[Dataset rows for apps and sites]
--------------------

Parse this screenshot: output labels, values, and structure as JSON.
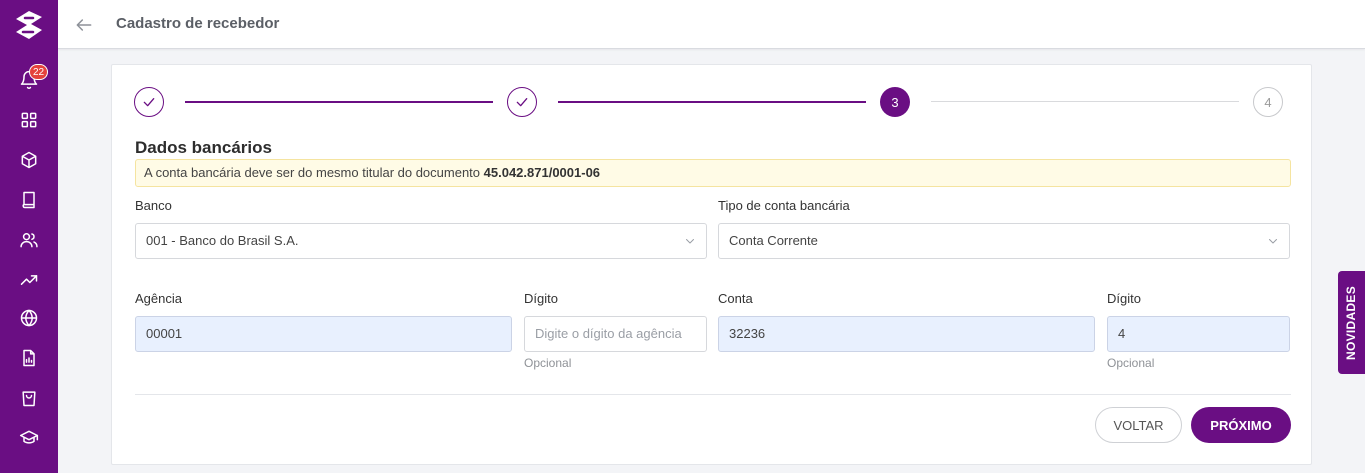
{
  "sidebar": {
    "notification_count": "22",
    "items": [
      "bell-icon",
      "grid-icon",
      "box-icon",
      "book-icon",
      "users-icon",
      "trending-icon",
      "globe-icon",
      "report-icon",
      "bag-icon",
      "graduation-icon"
    ]
  },
  "header": {
    "title": "Cadastro de recebedor"
  },
  "stepper": {
    "steps": [
      {
        "label": "",
        "state": "done"
      },
      {
        "label": "",
        "state": "done"
      },
      {
        "label": "3",
        "state": "current"
      },
      {
        "label": "4",
        "state": "pending"
      }
    ]
  },
  "form": {
    "section_title": "Dados bancários",
    "alert_text": "A conta bancária deve ser do mesmo titular do documento ",
    "alert_document": "45.042.871/0001-06",
    "bank_label": "Banco",
    "bank_value": "001 - Banco do Brasil S.A.",
    "account_type_label": "Tipo de conta bancária",
    "account_type_value": "Conta Corrente",
    "agency_label": "Agência",
    "agency_value": "00001",
    "agency_digit_label": "Dígito",
    "agency_digit_placeholder": "Digite o dígito da agência",
    "agency_digit_hint": "Opcional",
    "account_label": "Conta",
    "account_value": "32236",
    "account_digit_label": "Dígito",
    "account_digit_value": "4",
    "account_digit_hint": "Opcional"
  },
  "actions": {
    "back_label": "VOLTAR",
    "next_label": "PRÓXIMO"
  },
  "side_tab": {
    "label": "NOVIDADES"
  },
  "colors": {
    "brand": "#6a0e83",
    "alert_bg": "#fffbe6",
    "filled_bg": "#e8f0fe"
  }
}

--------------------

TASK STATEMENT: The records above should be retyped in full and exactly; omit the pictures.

ANSWER FOR THE TASK:
Parse this screenshot: output labels, values, and structure as JSON.
{
  "sidebar": {
    "notification_count": "22",
    "items": [
      "bell-icon",
      "grid-icon",
      "box-icon",
      "book-icon",
      "users-icon",
      "trending-icon",
      "globe-icon",
      "report-icon",
      "bag-icon",
      "graduation-icon"
    ]
  },
  "header": {
    "title": "Cadastro de recebedor"
  },
  "stepper": {
    "steps": [
      {
        "label": "",
        "state": "done"
      },
      {
        "label": "",
        "state": "done"
      },
      {
        "label": "3",
        "state": "current"
      },
      {
        "label": "4",
        "state": "pending"
      }
    ]
  },
  "form": {
    "section_title": "Dados bancários",
    "alert_text": "A conta bancária deve ser do mesmo titular do documento ",
    "alert_document": "45.042.871/0001-06",
    "bank_label": "Banco",
    "bank_value": "001 - Banco do Brasil S.A.",
    "account_type_label": "Tipo de conta bancária",
    "account_type_value": "Conta Corrente",
    "agency_label": "Agência",
    "agency_value": "00001",
    "agency_digit_label": "Dígito",
    "agency_digit_placeholder": "Digite o dígito da agência",
    "agency_digit_hint": "Opcional",
    "account_label": "Conta",
    "account_value": "32236",
    "account_digit_label": "Dígito",
    "account_digit_value": "4",
    "account_digit_hint": "Opcional"
  },
  "actions": {
    "back_label": "VOLTAR",
    "next_label": "PRÓXIMO"
  },
  "side_tab": {
    "label": "NOVIDADES"
  },
  "colors": {
    "brand": "#6a0e83",
    "alert_bg": "#fffbe6",
    "filled_bg": "#e8f0fe"
  }
}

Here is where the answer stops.